Please print every record below exactly as written, leaving out the pictures.

+++

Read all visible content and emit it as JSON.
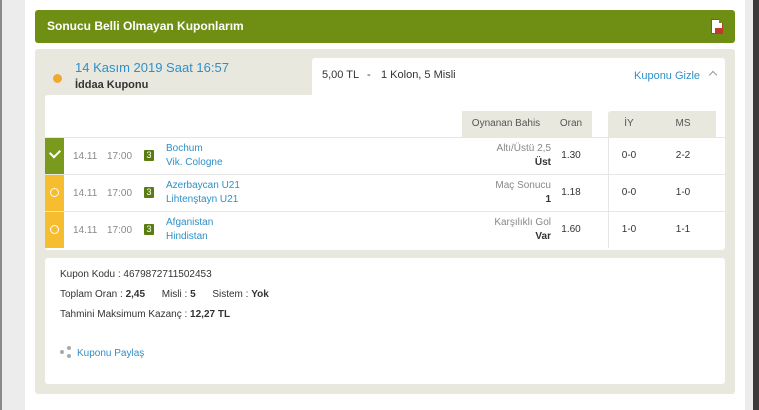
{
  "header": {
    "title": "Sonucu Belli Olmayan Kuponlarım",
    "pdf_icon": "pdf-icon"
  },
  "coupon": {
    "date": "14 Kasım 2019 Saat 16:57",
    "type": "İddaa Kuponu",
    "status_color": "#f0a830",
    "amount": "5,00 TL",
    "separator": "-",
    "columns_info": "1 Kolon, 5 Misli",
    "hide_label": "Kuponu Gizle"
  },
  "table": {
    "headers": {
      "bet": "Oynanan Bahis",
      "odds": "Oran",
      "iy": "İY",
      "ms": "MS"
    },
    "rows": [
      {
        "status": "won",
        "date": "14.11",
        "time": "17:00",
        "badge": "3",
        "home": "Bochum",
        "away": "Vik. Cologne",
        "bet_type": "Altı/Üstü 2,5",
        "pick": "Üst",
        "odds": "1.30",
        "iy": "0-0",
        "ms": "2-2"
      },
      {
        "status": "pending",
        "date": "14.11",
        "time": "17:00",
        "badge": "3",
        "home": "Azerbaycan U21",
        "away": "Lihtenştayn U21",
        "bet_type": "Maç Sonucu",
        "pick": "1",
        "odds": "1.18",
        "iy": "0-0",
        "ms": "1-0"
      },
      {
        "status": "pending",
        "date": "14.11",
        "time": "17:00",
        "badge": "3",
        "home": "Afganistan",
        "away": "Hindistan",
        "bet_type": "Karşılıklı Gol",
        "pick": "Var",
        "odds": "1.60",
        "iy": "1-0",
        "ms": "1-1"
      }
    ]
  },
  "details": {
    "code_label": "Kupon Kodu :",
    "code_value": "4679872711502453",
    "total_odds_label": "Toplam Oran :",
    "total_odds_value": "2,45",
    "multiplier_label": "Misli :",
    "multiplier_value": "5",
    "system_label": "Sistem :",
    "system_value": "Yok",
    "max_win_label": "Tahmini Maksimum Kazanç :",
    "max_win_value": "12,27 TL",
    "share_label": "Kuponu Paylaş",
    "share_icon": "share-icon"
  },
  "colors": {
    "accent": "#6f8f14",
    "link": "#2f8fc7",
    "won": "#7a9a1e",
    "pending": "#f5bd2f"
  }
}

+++

• RESPONSE TO THIS TASK:
Read all visible content and emit it as JSON.
{
  "header": {
    "title": "Sonucu Belli Olmayan Kuponlarım",
    "pdf_icon": "pdf-icon"
  },
  "coupon": {
    "date": "14 Kasım 2019 Saat 16:57",
    "type": "İddaa Kuponu",
    "status_color": "#f0a830",
    "amount": "5,00 TL",
    "separator": "-",
    "columns_info": "1 Kolon, 5 Misli",
    "hide_label": "Kuponu Gizle"
  },
  "table": {
    "headers": {
      "bet": "Oynanan Bahis",
      "odds": "Oran",
      "iy": "İY",
      "ms": "MS"
    },
    "rows": [
      {
        "status": "won",
        "date": "14.11",
        "time": "17:00",
        "badge": "3",
        "home": "Bochum",
        "away": "Vik. Cologne",
        "bet_type": "Altı/Üstü 2,5",
        "pick": "Üst",
        "odds": "1.30",
        "iy": "0-0",
        "ms": "2-2"
      },
      {
        "status": "pending",
        "date": "14.11",
        "time": "17:00",
        "badge": "3",
        "home": "Azerbaycan U21",
        "away": "Lihtenştayn U21",
        "bet_type": "Maç Sonucu",
        "pick": "1",
        "odds": "1.18",
        "iy": "0-0",
        "ms": "1-0"
      },
      {
        "status": "pending",
        "date": "14.11",
        "time": "17:00",
        "badge": "3",
        "home": "Afganistan",
        "away": "Hindistan",
        "bet_type": "Karşılıklı Gol",
        "pick": "Var",
        "odds": "1.60",
        "iy": "1-0",
        "ms": "1-1"
      }
    ]
  },
  "details": {
    "code_label": "Kupon Kodu :",
    "code_value": "4679872711502453",
    "total_odds_label": "Toplam Oran :",
    "total_odds_value": "2,45",
    "multiplier_label": "Misli :",
    "multiplier_value": "5",
    "system_label": "Sistem :",
    "system_value": "Yok",
    "max_win_label": "Tahmini Maksimum Kazanç :",
    "max_win_value": "12,27 TL",
    "share_label": "Kuponu Paylaş",
    "share_icon": "share-icon"
  },
  "colors": {
    "accent": "#6f8f14",
    "link": "#2f8fc7",
    "won": "#7a9a1e",
    "pending": "#f5bd2f"
  }
}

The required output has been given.